Today is Father’s Day. It’s that one day each year that we honor and celebrate our fathers. I’m blessed to be a dad to four little ones. And there isn’t a day I wake up that I don’t feel blessed to be a dad. But there isn’t a day I wake up that I don’t feel the weight and responsibility of being a dad.
Dads Make All The Difference
Research shows that the impact a father makes lasts a lifetime. In fact the most important factor in your child’s development is the quality of relationship he or she shares with you. It’s more important than their relationship with their grandparents, their friends, coworkers or anyone else for that matter.
Dads make all the difference.
So, what can you do?
#1 Be Present
You can’t make a difference if you’re not around. That’s why the number one thing you can do to positively influence your child is to simply show up. Be present.
How do you spend your evenings after work? What do you do on the weekends? Do you make it a priority to show up to the extra-curricular activities?
How you utilize your free time can make the biggest difference.
I try to make it home for lunch as often as I can since my kids are still at home. Usually I try to spend twenty to thirty minutes just playing when I get home from work. When I work out, I bring
my kids. They aren’t big enough to do much yet, and sure sometimes they get in the way. But it’s fun to watch them mimic dad doing burpees.
Have a family night. Thursdays are my Fridays. And almost every Thursday night w
have family movie night. I’ll pick up dinner and we watch whatever the kids want to watch.
The important thing is that we find ways to be present in our kids lives.
#2 Have Things in Common
I was listening to a leadership podcast not too long ago and the host was interviewing an author named Bob Goff about marriage. And something Goff said stopped me in my tracks. He said,
I’m always looking for one more thing in common with my wife and kids because I just want to have things in common with them.
What an incredibly godly perspective about relationships. It’s easy to get excited about what already gets us excited. It’s another thing entirely to go out of our way to get excited about things that don’t necessarily excite us but that excite our loved ones.
I have three girls and one boy. That means most of my kids get excited about princesses and twirling around like ballerinas.
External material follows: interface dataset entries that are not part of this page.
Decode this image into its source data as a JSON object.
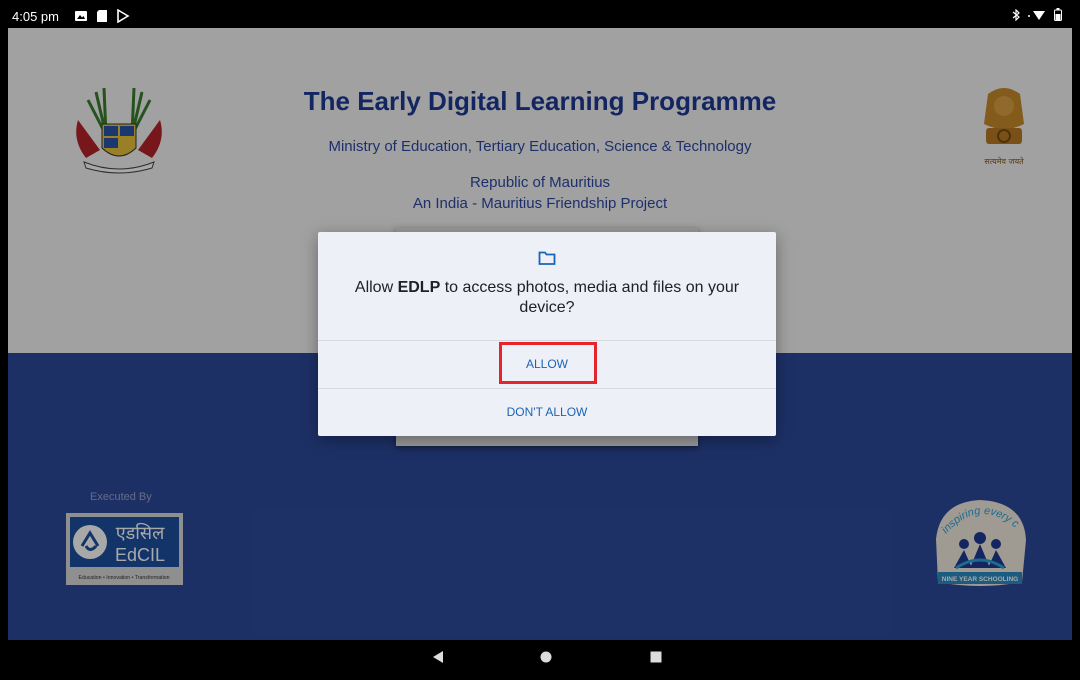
{
  "status_bar": {
    "time": "4:05 pm"
  },
  "app": {
    "title": "The Early Digital Learning Programme",
    "ministry": "Ministry of Education, Tertiary Education, Science & Technology",
    "republic": "Republic of Mauritius",
    "project": "An India - Mauritius Friendship Project",
    "executed_by": "Executed By",
    "edcil": {
      "hindi": "एडसिल",
      "name": "EdCIL",
      "tagline": "Education • Innovation • Transformation"
    },
    "nine_year": {
      "arc_text": "inspiring every child",
      "label": "NINE YEAR SCHOOLING"
    },
    "emblem_motto": "सत्यमेव जयते"
  },
  "dialog": {
    "icon": "folder-icon",
    "message_prefix": "Allow ",
    "app_name": "EDLP",
    "message_suffix": " to access photos, media and files on your device?",
    "allow_label": "ALLOW",
    "deny_label": "DON'T ALLOW"
  },
  "colors": {
    "title": "#1f3a93",
    "lower_bg": "#2d4a9b",
    "accent": "#1a64b6",
    "highlight": "#e5242b"
  }
}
I’m sure this will change as they get older (I hope!), but for now I’m not above spinning and circles and showing off my best pirouette.
My kids love it. And we’re making memories that last. Who cares how ridiculous I look? (I do forbid my wife from uploading these videos to Insta Stories though!)
#3 Lead Your Kids Spiritually
Your kids are smarter than what you think. They know what’s really important to you not just because they hear what you have to say but because they see everything you do.
Don’t lead from the “do as I say not as I do” philosophy. Especially when it comes to spiritual matters.
Your kids need more than your words if you’re going to instill strong spiritual disciplines in their lives. They need your example.
Read the Bible to your kids. Pray for them regularly. Let them catch you reading your Scriptures. Let them catch you in the midst of prayer.
It’s these moments of leading by example that have the greatest impact on their long term spiritual formation.
#4 Practice Repentance
I’ll never forget taking a counseling course at Dallas Theological Seminary. My prof was talking about parenting and how every time you sin against your child there is a break in the relationship. This is true whether your sin is intentional or unintentional.
I couldn’t help but be overcome with anxiety. The day before we had a bunch of people over to the house. My little 3 year old daughter was carrying a cup of juice with no lid through the living room right over my wife’s brand new rug. Without thinking about it, I freaked out and said, “E! Don’t bring your cup in the living room!”
Everybody stopped what they were doing, and all eyes turned toward her. It took two seconds before she broke into tears.
I humiliated her.
There was a break in the relationship.
Luckily I did the right thing. I got down on one knee and told her I was sorry for embarrassing her and asked her forgiveness. She forgave me and moved on.
There will be more times like that. I’m sure you can think of some of your own. But the important thing, fathers, is that we don’t act like we’re above repentance. We need to call our sin what it is. And we need to ask for forgiveness just like everybody else. If we do that, our relationships with our kids will be stronger than we can imagine.
For more on this read my post What God Taught Me After My Very First Dad-Fit.
Rest In The Love Of Your Perfect Father
At the end of the day we can’t be perfect for our kids. No matter how hard we try, we’re going to fall short. Sometimes we’ll fall further than others. But it’s going to happen. That’s just the reality of being a sinner in a broken world.
But there is a Father who is greater than you. And unlike you and me, He never sins. He never makes mistakes. He doesn’t forget. And He never lets us down.
He’s our perfect Father in heaven who takes perfect delight in each of us. And He’s drawn near to us through His Son. And it’s in Him that we find forgiveness, rest and strength to be the dads our kids need.
So, whatever you do, draw close to Him. And be the dad who makes all the difference in the lives of your kids.